■ Source material
★ ★ ★ ★ ★ ★ ★
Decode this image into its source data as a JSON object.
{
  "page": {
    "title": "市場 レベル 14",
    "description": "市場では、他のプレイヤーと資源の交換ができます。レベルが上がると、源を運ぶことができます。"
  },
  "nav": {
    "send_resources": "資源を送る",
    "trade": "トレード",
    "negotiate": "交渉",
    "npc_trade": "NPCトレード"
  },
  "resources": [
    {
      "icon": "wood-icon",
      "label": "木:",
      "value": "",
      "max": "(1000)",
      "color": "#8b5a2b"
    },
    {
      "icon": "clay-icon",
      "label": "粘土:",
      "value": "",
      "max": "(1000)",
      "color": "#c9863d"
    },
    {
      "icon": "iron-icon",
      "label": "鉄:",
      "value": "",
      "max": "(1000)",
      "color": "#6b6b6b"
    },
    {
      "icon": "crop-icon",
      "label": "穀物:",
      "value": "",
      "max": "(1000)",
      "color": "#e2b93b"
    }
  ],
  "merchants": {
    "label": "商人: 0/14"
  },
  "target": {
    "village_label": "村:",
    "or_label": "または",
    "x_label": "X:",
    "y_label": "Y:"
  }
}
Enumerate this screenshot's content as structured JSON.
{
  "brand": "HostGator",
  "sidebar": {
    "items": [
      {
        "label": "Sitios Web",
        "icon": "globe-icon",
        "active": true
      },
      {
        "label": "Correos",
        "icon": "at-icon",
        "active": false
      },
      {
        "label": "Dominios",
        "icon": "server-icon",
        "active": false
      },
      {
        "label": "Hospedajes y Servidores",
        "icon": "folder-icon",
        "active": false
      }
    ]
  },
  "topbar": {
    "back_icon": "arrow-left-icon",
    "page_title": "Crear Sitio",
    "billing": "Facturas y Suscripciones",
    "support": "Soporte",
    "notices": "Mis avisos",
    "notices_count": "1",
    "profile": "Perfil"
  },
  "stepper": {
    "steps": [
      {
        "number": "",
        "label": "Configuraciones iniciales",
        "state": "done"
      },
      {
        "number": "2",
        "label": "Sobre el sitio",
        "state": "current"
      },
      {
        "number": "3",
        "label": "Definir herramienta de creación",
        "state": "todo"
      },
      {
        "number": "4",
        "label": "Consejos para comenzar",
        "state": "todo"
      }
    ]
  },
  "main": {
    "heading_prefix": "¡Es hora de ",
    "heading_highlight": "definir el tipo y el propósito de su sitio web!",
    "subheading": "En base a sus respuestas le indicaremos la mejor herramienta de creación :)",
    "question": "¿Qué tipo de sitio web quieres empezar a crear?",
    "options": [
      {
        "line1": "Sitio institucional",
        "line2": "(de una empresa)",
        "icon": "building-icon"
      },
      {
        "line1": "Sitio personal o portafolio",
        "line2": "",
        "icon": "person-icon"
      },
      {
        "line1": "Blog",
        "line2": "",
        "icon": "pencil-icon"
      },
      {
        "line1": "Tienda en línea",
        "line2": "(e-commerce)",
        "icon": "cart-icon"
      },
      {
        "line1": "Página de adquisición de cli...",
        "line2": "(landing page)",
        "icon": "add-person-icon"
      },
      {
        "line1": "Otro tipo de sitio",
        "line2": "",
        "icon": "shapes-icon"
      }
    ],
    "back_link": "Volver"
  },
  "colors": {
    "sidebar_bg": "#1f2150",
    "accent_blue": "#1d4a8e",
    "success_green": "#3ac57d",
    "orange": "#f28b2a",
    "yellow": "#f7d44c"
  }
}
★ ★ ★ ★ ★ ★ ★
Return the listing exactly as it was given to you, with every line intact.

Decode this image into its source data as a JSON object.
{
  "page": {
    "title": "市場 レベル 14",
    "description": "市場では、他のプレイヤーと資源の交換ができます。レベルが上がると、源を運ぶことができます。"
  },
  "nav": {
    "send_resources": "資源を送る",
    "trade": "トレード",
    "negotiate": "交渉",
    "npc_trade": "NPCトレード"
  },
  "resources": [
    {
      "icon": "wood-icon",
      "label": "木:",
      "value": "",
      "max": "(1000)",
      "color": "#8b5a2b"
    },
    {
      "icon": "clay-icon",
      "label": "粘土:",
      "value": "",
      "max": "(1000)",
      "color": "#c9863d"
    },
    {
      "icon": "iron-icon",
      "label": "鉄:",
      "value": "",
      "max": "(1000)",
      "color": "#6b6b6b"
    },
    {
      "icon": "crop-icon",
      "label": "穀物:",
      "value": "",
      "max": "(1000)",
      "color": "#e2b93b"
    }
  ],
  "merchants": {
    "label": "商人: 0/14"
  },
  "target": {
    "village_label": "村:",
    "or_label": "または",
    "x_label": "X:",
    "y_label": "Y:"
  }
}
Enumerate this screenshot's content as structured JSON.
{
  "brand": "HostGator",
  "sidebar": {
    "items": [
      {
        "label": "Sitios Web",
        "icon": "globe-icon",
        "active": true
      },
      {
        "label": "Correos",
        "icon": "at-icon",
        "active": false
      },
      {
        "label": "Dominios",
        "icon": "server-icon",
        "active": false
      },
      {
        "label": "Hospedajes y Servidores",
        "icon": "folder-icon",
        "active": false
      }
    ]
  },
  "topbar": {
    "back_icon": "arrow-left-icon",
    "page_title": "Crear Sitio",
    "billing": "Facturas y Suscripciones",
    "support": "Soporte",
    "notices": "Mis avisos",
    "notices_count": "1",
    "profile": "Perfil"
  },
  "stepper": {
    "steps": [
      {
        "number": "",
        "label": "Configuraciones iniciales",
        "state": "done"
      },
      {
        "number": "2",
        "label": "Sobre el sitio",
        "state": "current"
      },
      {
        "number": "3",
        "label": "Definir herramienta de creación",
        "state": "todo"
      },
      {
        "number": "4",
        "label": "Consejos para comenzar",
        "state": "todo"
      }
    ]
  },
  "main": {
    "heading_prefix": "¡Es hora de ",
    "heading_highlight": "definir el tipo y el propósito de su sitio web!",
    "subheading": "En base a sus respuestas le indicaremos la mejor herramienta de creación :)",
    "question": "¿Qué tipo de sitio web quieres empezar a crear?",
    "options": [
      {
        "line1": "Sitio institucional",
        "line2": "(de una empresa)",
        "icon": "building-icon"
      },
      {
        "line1": "Sitio personal o portafolio",
        "line2": "",
        "icon": "person-icon"
      },
      {
        "line1": "Blog",
        "line2": "",
        "icon": "pencil-icon"
      },
      {
        "line1": "Tienda en línea",
        "line2": "(e-commerce)",
        "icon": "cart-icon"
      },
      {
        "line1": "Página de adquisición de cli...",
        "line2": "(landing page)",
        "icon": "add-person-icon"
      },
      {
        "line1": "Otro tipo de sitio",
        "line2": "",
        "icon": "shapes-icon"
      }
    ],
    "back_link": "Volver"
  },
  "colors": {
    "sidebar_bg": "#1f2150",
    "accent_blue": "#1d4a8e",
    "success_green": "#3ac57d",
    "orange": "#f28b2a",
    "yellow": "#f7d44c"
  }
}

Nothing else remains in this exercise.